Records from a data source
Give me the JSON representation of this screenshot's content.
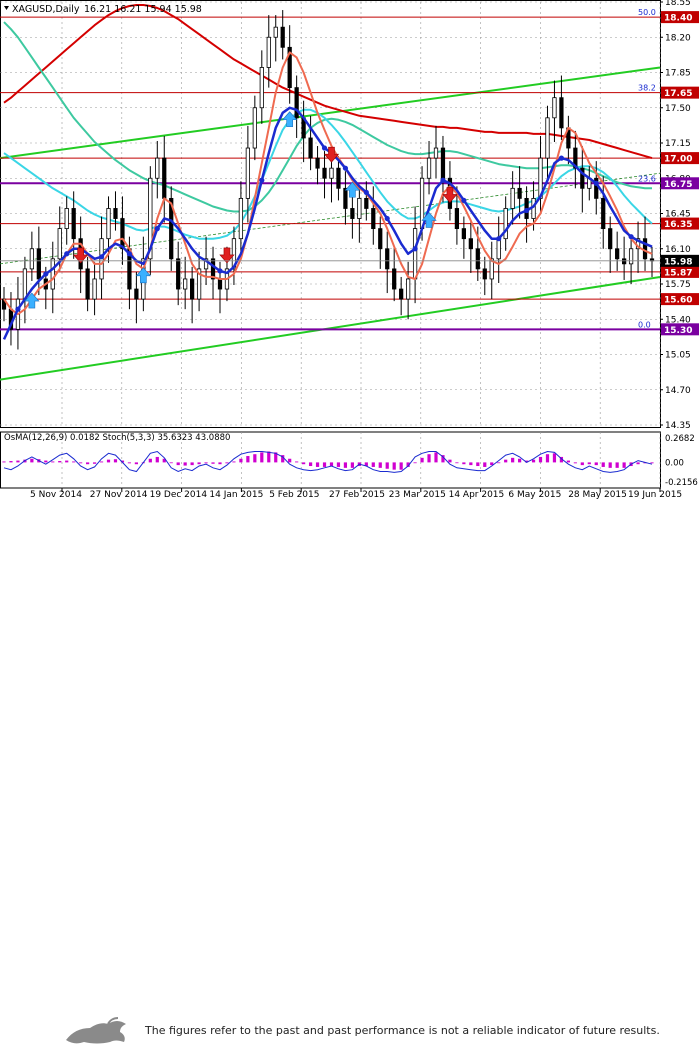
{
  "chart_data": {
    "type": "candlestick",
    "title": "XAGUSD,Daily",
    "ohlc_text": "16.21 16.21 15.94 15.98",
    "ylim": [
      14.35,
      18.55
    ],
    "price_ticks": [
      "18.55",
      "18.20",
      "17.85",
      "17.50",
      "17.15",
      "16.80",
      "16.45",
      "16.10",
      "15.75",
      "15.40",
      "15.05",
      "14.70",
      "14.35"
    ],
    "x_labels": [
      "5 Nov 2014",
      "27 Nov 2014",
      "19 Dec 2014",
      "14 Jan 2015",
      "5 Feb 2015",
      "27 Feb 2015",
      "23 Mar 2015",
      "14 Apr 2015",
      "6 May 2015",
      "28 May 2015",
      "19 Jun 2015"
    ],
    "levels": [
      {
        "value": 18.4,
        "label": "18.40",
        "color": "#c00000",
        "fib": "50.0"
      },
      {
        "value": 17.65,
        "label": "17.65",
        "color": "#c00000",
        "fib": "38.2"
      },
      {
        "value": 17.0,
        "label": "17.00",
        "color": "#c00000",
        "fib": ""
      },
      {
        "value": 16.75,
        "label": "16.75",
        "color": "#7a00a0",
        "fib": "23.6"
      },
      {
        "value": 16.35,
        "label": "16.35",
        "color": "#c00000",
        "fib": ""
      },
      {
        "value": 15.87,
        "label": "15.87",
        "color": "#c00000",
        "fib": ""
      },
      {
        "value": 15.6,
        "label": "15.60",
        "color": "#c00000",
        "fib": ""
      },
      {
        "value": 15.3,
        "label": "15.30",
        "color": "#7a00a0",
        "fib": "0.0"
      }
    ],
    "current": {
      "value": 15.98,
      "label": "15.98"
    },
    "closes": [
      15.5,
      15.3,
      15.6,
      15.9,
      16.1,
      15.8,
      15.7,
      16.0,
      16.3,
      16.5,
      16.2,
      15.9,
      15.6,
      15.8,
      16.2,
      16.5,
      16.4,
      16.1,
      15.7,
      15.6,
      16.0,
      16.8,
      17.0,
      16.6,
      16.0,
      15.7,
      15.8,
      15.6,
      15.9,
      16.0,
      15.8,
      15.7,
      15.9,
      16.2,
      16.6,
      17.1,
      17.5,
      17.9,
      18.2,
      18.3,
      18.1,
      17.7,
      17.4,
      17.2,
      17.0,
      16.9,
      16.8,
      16.9,
      16.7,
      16.5,
      16.4,
      16.6,
      16.5,
      16.3,
      16.1,
      15.9,
      15.7,
      15.6,
      15.8,
      16.3,
      16.8,
      17.0,
      17.1,
      16.8,
      16.5,
      16.3,
      16.2,
      16.1,
      15.9,
      15.8,
      16.0,
      16.2,
      16.5,
      16.7,
      16.6,
      16.4,
      16.6,
      17.0,
      17.4,
      17.6,
      17.3,
      17.1,
      16.9,
      16.7,
      16.8,
      16.6,
      16.3,
      16.1,
      16.0,
      15.95,
      16.1,
      16.2,
      16.0,
      15.98
    ],
    "ema_blue": [
      15.2,
      15.35,
      15.5,
      15.6,
      15.7,
      15.78,
      15.85,
      15.9,
      15.97,
      16.05,
      16.1,
      16.1,
      16.05,
      16.0,
      16.02,
      16.1,
      16.15,
      16.12,
      16.05,
      15.98,
      15.95,
      16.1,
      16.3,
      16.4,
      16.38,
      16.3,
      16.2,
      16.1,
      16.02,
      15.98,
      15.93,
      15.88,
      15.86,
      15.92,
      16.05,
      16.25,
      16.5,
      16.78,
      17.05,
      17.3,
      17.45,
      17.5,
      17.48,
      17.4,
      17.3,
      17.2,
      17.1,
      17.05,
      16.98,
      16.9,
      16.8,
      16.72,
      16.66,
      16.58,
      16.5,
      16.4,
      16.28,
      16.15,
      16.05,
      16.1,
      16.3,
      16.5,
      16.7,
      16.78,
      16.75,
      16.68,
      16.58,
      16.48,
      16.38,
      16.28,
      16.2,
      16.2,
      16.28,
      16.38,
      16.45,
      16.48,
      16.52,
      16.62,
      16.78,
      16.95,
      17.0,
      16.98,
      16.92,
      16.85,
      16.8,
      16.75,
      16.65,
      16.52,
      16.4,
      16.28,
      16.22,
      16.18,
      16.15,
      16.12
    ],
    "ma_cyan": [
      17.05,
      17.0,
      16.95,
      16.9,
      16.85,
      16.8,
      16.75,
      16.7,
      16.66,
      16.62,
      16.58,
      16.53,
      16.48,
      16.44,
      16.41,
      16.39,
      16.37,
      16.35,
      16.32,
      16.29,
      16.28,
      16.3,
      16.32,
      16.32,
      16.3,
      16.27,
      16.24,
      16.22,
      16.2,
      16.2,
      16.2,
      16.21,
      16.23,
      16.28,
      16.36,
      16.48,
      16.62,
      16.78,
      16.95,
      17.12,
      17.28,
      17.38,
      17.45,
      17.48,
      17.48,
      17.45,
      17.4,
      17.33,
      17.25,
      17.16,
      17.06,
      16.96,
      16.86,
      16.76,
      16.66,
      16.57,
      16.5,
      16.44,
      16.4,
      16.4,
      16.43,
      16.48,
      16.53,
      16.56,
      16.57,
      16.57,
      16.56,
      16.54,
      16.52,
      16.5,
      16.48,
      16.47,
      16.48,
      16.5,
      16.52,
      16.55,
      16.58,
      16.62,
      16.68,
      16.75,
      16.82,
      16.87,
      16.9,
      16.92,
      16.92,
      16.9,
      16.86,
      16.8,
      16.72,
      16.63,
      16.55,
      16.48,
      16.41,
      16.35
    ],
    "ma_teal": [
      18.35,
      18.28,
      18.2,
      18.1,
      18.0,
      17.9,
      17.8,
      17.7,
      17.6,
      17.5,
      17.4,
      17.32,
      17.24,
      17.16,
      17.1,
      17.04,
      16.98,
      16.93,
      16.88,
      16.84,
      16.8,
      16.77,
      16.75,
      16.73,
      16.7,
      16.67,
      16.64,
      16.61,
      16.58,
      16.55,
      16.52,
      16.5,
      16.48,
      16.47,
      16.47,
      16.48,
      16.52,
      16.58,
      16.66,
      16.76,
      16.88,
      17.0,
      17.12,
      17.22,
      17.3,
      17.35,
      17.38,
      17.39,
      17.38,
      17.36,
      17.33,
      17.29,
      17.25,
      17.21,
      17.17,
      17.13,
      17.1,
      17.07,
      17.05,
      17.04,
      17.04,
      17.05,
      17.06,
      17.07,
      17.07,
      17.06,
      17.04,
      17.02,
      17.0,
      16.98,
      16.96,
      16.94,
      16.93,
      16.92,
      16.91,
      16.9,
      16.9,
      16.9,
      16.91,
      16.92,
      16.93,
      16.93,
      16.92,
      16.9,
      16.88,
      16.85,
      16.82,
      16.79,
      16.76,
      16.74,
      16.72,
      16.71,
      16.7,
      16.7
    ],
    "ma_red": [
      17.55,
      17.6,
      17.66,
      17.72,
      17.78,
      17.84,
      17.9,
      17.96,
      18.02,
      18.08,
      18.14,
      18.2,
      18.26,
      18.32,
      18.37,
      18.42,
      18.46,
      18.49,
      18.51,
      18.52,
      18.52,
      18.51,
      18.49,
      18.46,
      18.42,
      18.38,
      18.33,
      18.28,
      18.23,
      18.18,
      18.13,
      18.08,
      18.03,
      17.98,
      17.94,
      17.9,
      17.86,
      17.82,
      17.78,
      17.74,
      17.7,
      17.67,
      17.64,
      17.61,
      17.58,
      17.55,
      17.52,
      17.5,
      17.48,
      17.46,
      17.44,
      17.42,
      17.41,
      17.4,
      17.39,
      17.38,
      17.37,
      17.36,
      17.35,
      17.34,
      17.33,
      17.32,
      17.31,
      17.31,
      17.3,
      17.3,
      17.29,
      17.28,
      17.27,
      17.26,
      17.26,
      17.25,
      17.25,
      17.25,
      17.25,
      17.25,
      17.24,
      17.24,
      17.24,
      17.23,
      17.22,
      17.21,
      17.2,
      17.19,
      17.18,
      17.16,
      17.14,
      17.12,
      17.1,
      17.08,
      17.06,
      17.04,
      17.02,
      17.0
    ],
    "ma_salmon": [
      15.6,
      15.5,
      15.45,
      15.5,
      15.6,
      15.7,
      15.75,
      15.8,
      15.9,
      16.05,
      16.15,
      16.15,
      16.05,
      15.95,
      15.95,
      16.05,
      16.18,
      16.2,
      16.1,
      15.95,
      15.9,
      16.1,
      16.4,
      16.6,
      16.55,
      16.35,
      16.15,
      15.95,
      15.85,
      15.82,
      15.82,
      15.8,
      15.8,
      15.85,
      16.0,
      16.25,
      16.6,
      16.95,
      17.3,
      17.65,
      17.9,
      18.05,
      18.0,
      17.85,
      17.65,
      17.45,
      17.28,
      17.12,
      17.0,
      16.9,
      16.78,
      16.7,
      16.65,
      16.55,
      16.45,
      16.3,
      16.12,
      15.95,
      15.82,
      15.8,
      15.95,
      16.2,
      16.45,
      16.65,
      16.72,
      16.65,
      16.52,
      16.38,
      16.22,
      16.08,
      15.98,
      15.95,
      16.0,
      16.12,
      16.25,
      16.32,
      16.35,
      16.45,
      16.65,
      16.9,
      17.15,
      17.3,
      17.25,
      17.1,
      16.95,
      16.85,
      16.75,
      16.62,
      16.48,
      16.32,
      16.2,
      16.12,
      16.08,
      16.05
    ],
    "osma": [
      0.01,
      0.015,
      0.02,
      0.03,
      0.04,
      0.035,
      0.02,
      0.01,
      0.015,
      0.02,
      0.01,
      -0.01,
      -0.02,
      -0.015,
      0.01,
      0.03,
      0.035,
      0.02,
      -0.01,
      -0.02,
      0.0,
      0.04,
      0.06,
      0.04,
      0.0,
      -0.03,
      -0.035,
      -0.03,
      -0.02,
      -0.01,
      -0.015,
      -0.02,
      -0.01,
      0.01,
      0.04,
      0.07,
      0.09,
      0.11,
      0.12,
      0.11,
      0.08,
      0.04,
      0.01,
      -0.02,
      -0.04,
      -0.05,
      -0.05,
      -0.04,
      -0.05,
      -0.06,
      -0.06,
      -0.04,
      -0.04,
      -0.05,
      -0.06,
      -0.07,
      -0.08,
      -0.08,
      -0.05,
      0.0,
      0.05,
      0.09,
      0.11,
      0.08,
      0.03,
      0.0,
      -0.02,
      -0.03,
      -0.04,
      -0.05,
      -0.03,
      0.0,
      0.03,
      0.05,
      0.04,
      0.02,
      0.03,
      0.06,
      0.09,
      0.1,
      0.06,
      0.02,
      -0.01,
      -0.03,
      -0.02,
      -0.03,
      -0.05,
      -0.06,
      -0.06,
      -0.06,
      -0.04,
      -0.02,
      -0.01,
      -0.01
    ],
    "stoch": [
      -0.06,
      -0.08,
      -0.04,
      0.02,
      0.06,
      0.02,
      -0.02,
      0.03,
      0.08,
      0.1,
      0.04,
      -0.04,
      -0.08,
      -0.05,
      0.04,
      0.1,
      0.08,
      0.0,
      -0.08,
      -0.1,
      0.0,
      0.1,
      0.12,
      0.05,
      -0.06,
      -0.1,
      -0.07,
      -0.09,
      -0.04,
      -0.02,
      -0.06,
      -0.08,
      -0.03,
      0.04,
      0.09,
      0.11,
      0.12,
      0.12,
      0.11,
      0.1,
      0.06,
      -0.02,
      -0.06,
      -0.08,
      -0.09,
      -0.08,
      -0.06,
      -0.04,
      -0.07,
      -0.09,
      -0.08,
      -0.02,
      -0.04,
      -0.08,
      -0.1,
      -0.1,
      -0.11,
      -0.1,
      -0.04,
      0.06,
      0.1,
      0.12,
      0.12,
      0.06,
      -0.02,
      -0.06,
      -0.07,
      -0.08,
      -0.09,
      -0.09,
      -0.04,
      0.02,
      0.08,
      0.1,
      0.06,
      0.0,
      0.04,
      0.09,
      0.12,
      0.11,
      0.04,
      -0.02,
      -0.06,
      -0.08,
      -0.04,
      -0.07,
      -0.1,
      -0.11,
      -0.1,
      -0.08,
      -0.02,
      0.02,
      0.0,
      -0.02
    ],
    "ind_label": "OsMA(12,26,9) 0.0182  Stoch(5,3,3) 35.6323 43.0880",
    "ind_ticks": [
      "0.2682",
      "0.00",
      "-0.2156"
    ],
    "ind_ylim": [
      -0.2156,
      0.2682
    ],
    "up_arrows": [
      4,
      20,
      41,
      50,
      61
    ],
    "down_arrows": [
      11,
      32,
      47,
      64
    ],
    "blue_dots": [
      2,
      6,
      9,
      14,
      18,
      22,
      31,
      37,
      46,
      49,
      52,
      55,
      59,
      63,
      66,
      71,
      75,
      80,
      85,
      90
    ],
    "channel": {
      "upper": [
        17.0,
        17.9
      ],
      "lower": [
        14.8,
        15.82
      ]
    }
  },
  "footer": {
    "disclaimer": "The figures refer to the past and past performance is not a reliable indicator of future results."
  },
  "colors": {
    "bull": "#000000",
    "bear": "#000000",
    "ema_blue": "#1a2bd0",
    "ma_cyan": "#3ad6e6",
    "ma_teal": "#3ec9a0",
    "ma_red": "#d40000",
    "ma_salmon": "#ef6a50",
    "channel": "#22cc22",
    "hist": "#d000d0",
    "stoch": "#1a2bd0"
  }
}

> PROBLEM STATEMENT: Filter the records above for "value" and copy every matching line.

> OUTPUT BELOW:
        "value": 18.4,
        "value": 17.65,
        "value": 17.0,
        "value": 16.75,
        "value": 16.35,
        "value": 15.87,
        "value": 15.6,
        "value": 15.3,
      "value": 15.98,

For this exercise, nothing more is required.